A sidebar is that Peter Max, who at the time was an intern at Milton Glaser’s studio (Push Pin Graphics), now takes credit for designing the film when he had nothing to do with it.

The ordeal Heinz went through making the feature was so crazy that he gave up the film work and went on to teaching in Stuttgart.

With Heinz Edelmann at the opening reception of “The Masters Series: Heinz Edelmann” exhibition at School of Visual Arts in New York, 2005.


Tuesday, January 19, 2010

Chat with Mike Stuart animator "The Wall"..

I wanted to start off with a good post... I've written about "The Wall" several times on my old blog, and I don't feel as if I've exhausted the topic, so I wanted to re-post the words of Mike Stuart. I also wanted to use this as a transition into SCRIBBLE JUNKIES. I was fortunate enough to have the following exchange with master animator Mike Stuart, an animator who has influenced me immensely. This semester I'm going to screen "The Wall" as part of a lecture series at Tisch School of the Arts-Asia.. and I intend to include even more of the material I've gathered about Mike, and his role in "The Wall".

Mike was the directing animator on practically all of the sequences, and the more I researched, the more I realized that Mike was truly the MAN behind "The Wall". Here's bits of our exchange, Enjoy:

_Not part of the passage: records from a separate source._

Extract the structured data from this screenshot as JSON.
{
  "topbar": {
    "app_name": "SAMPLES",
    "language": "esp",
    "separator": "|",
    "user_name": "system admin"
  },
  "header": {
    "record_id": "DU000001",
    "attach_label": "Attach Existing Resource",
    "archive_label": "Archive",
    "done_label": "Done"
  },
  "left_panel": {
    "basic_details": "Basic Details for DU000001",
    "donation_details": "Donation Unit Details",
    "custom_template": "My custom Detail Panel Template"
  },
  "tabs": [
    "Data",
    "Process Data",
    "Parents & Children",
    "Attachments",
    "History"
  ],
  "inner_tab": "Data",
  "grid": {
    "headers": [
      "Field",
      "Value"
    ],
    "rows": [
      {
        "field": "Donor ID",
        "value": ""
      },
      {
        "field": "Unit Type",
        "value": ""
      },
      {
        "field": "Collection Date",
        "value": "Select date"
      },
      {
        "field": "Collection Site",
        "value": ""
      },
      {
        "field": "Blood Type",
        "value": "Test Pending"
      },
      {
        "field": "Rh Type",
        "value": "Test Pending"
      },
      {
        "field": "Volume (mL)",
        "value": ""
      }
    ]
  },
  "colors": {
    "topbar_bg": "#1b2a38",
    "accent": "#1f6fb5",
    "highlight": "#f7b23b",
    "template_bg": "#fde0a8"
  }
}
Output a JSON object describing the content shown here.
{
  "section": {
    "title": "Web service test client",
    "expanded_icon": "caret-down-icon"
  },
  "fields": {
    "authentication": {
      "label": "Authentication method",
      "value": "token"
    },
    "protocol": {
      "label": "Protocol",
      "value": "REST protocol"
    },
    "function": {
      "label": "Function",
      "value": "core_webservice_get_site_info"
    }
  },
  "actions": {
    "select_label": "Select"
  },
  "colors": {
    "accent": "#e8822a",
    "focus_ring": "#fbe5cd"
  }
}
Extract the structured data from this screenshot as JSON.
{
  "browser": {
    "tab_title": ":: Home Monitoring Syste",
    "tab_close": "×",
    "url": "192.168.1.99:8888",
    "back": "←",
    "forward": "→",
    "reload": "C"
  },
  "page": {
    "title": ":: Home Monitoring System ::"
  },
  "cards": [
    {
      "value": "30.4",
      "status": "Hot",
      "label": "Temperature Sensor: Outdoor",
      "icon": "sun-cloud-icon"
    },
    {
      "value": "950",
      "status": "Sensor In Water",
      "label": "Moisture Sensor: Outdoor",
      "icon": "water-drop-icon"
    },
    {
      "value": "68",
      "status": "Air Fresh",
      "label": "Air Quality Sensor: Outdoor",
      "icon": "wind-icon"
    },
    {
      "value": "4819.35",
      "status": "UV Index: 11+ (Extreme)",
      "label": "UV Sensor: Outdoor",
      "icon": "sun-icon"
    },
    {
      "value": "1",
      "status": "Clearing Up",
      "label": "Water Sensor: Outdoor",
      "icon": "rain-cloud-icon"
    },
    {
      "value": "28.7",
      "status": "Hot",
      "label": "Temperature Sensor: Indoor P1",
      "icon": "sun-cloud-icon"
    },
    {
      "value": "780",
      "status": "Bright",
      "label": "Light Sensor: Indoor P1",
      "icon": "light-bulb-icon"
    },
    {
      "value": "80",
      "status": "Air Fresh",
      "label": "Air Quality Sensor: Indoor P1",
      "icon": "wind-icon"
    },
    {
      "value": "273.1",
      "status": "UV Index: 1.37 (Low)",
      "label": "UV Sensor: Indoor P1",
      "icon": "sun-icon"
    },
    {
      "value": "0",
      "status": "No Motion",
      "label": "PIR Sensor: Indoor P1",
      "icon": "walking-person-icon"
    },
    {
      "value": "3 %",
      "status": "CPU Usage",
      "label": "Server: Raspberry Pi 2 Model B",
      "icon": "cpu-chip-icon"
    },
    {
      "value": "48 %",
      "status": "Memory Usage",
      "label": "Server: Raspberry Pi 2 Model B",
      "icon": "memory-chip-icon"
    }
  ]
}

"THE WALL" gave me a lot of creative freedom and allowed me to move into direction as well as animation. The opportunity to 'forward animate' ie. to start with a drawing and draw from drawing to drawing instead of producing 'key' drawings and then have an assistant 'inbetween' them. The Flower Sequence is an example of 'forward animation'(psmith note: "straight ahead" to us americans). And I used it also in the 'Tumbling Leaf Man' sequence - which, incidentally, is the first bit of animation I did for Pink Floyd." -Mike Stuart

"THE WALL" was made in a very unconventional way. Very much 'on the hoof' as it were. Most of the animation for the live performances was 'recobbled' and used in the picture. The 'hammers' caused a big problem as they were initially designed for the circular screen - extra hammers had to be added on either end as, in the film, we used an 'anamorphic lens', It is really Roger's film (Roger Waters) in my opinion. Nick Mason (pink floyd drummer)occasionally came to rushes but it was Roger Waters that had the last word." -Mike Stuart

"I am working with a chap in the states who is writing a book on the making of the film. He has already produced a book on the making of the album." To quote G. Scarfe - "I don't understand why people like it so much" I think you'll find this comment on the DVD." -Mike Stuart

Above: Images depicting my obvious influence from "The Wall" from my music video "Moving Along"

"My last project was the 78 'KIPPER' series. It won a BAFTA and Annecy in 1998 plus something in Positano. I have just designed a float for the Viareggio carnival. I mainly spend my time painting and making jewelry". -Mike Stuart

I'll be returning to the subject of "The Wall" very frequently in this blog. Let me know what you think.- Patrick

Sunday, January 17, 2010

Welcome... This will be EPIC!

Welcome! This blog is the result of several long winded conversations, arguments, agreements, and critiques between Patrick Smith and Bill Plympton. Me and Bill see eye to eye on many things, but also disagree vehemently on several other things. We decided to give our conversations a forum, and here it is, enjoy SCRIBBLE JUNKIES! This is where Bill and I will share our opinions, techniques, photos, drawings, and films. Please contribute in the comments, and we will keep the discussion as animated as possible! ready.. GO! (photo above: Danny Antonucci, Bill Plympton, and Patrick Smith at "Live Bait" in NYC)

Sunday, January 10, 2010

Welcome Fellow JUNKIES!!

Let me be the first one to welcome you to "Scribble Junkies" - the blog! My good friend, painter, sailor, surfer, Montauker, and animation rock-star Pat Smith and I have decided to open up pour minds and lives to the curios world. Our hope is to explain what the reality is in the cartoon world, and point out all the bullshit that bombards our eyes and brains. We want the blog to be visually and emotionally exciting - we'll show clips from our new projects, whether they be pencil tests or finished art. So, tell your friends , get the kiddies and watch this space for the most amazing and bizarre information! -Bill Plympton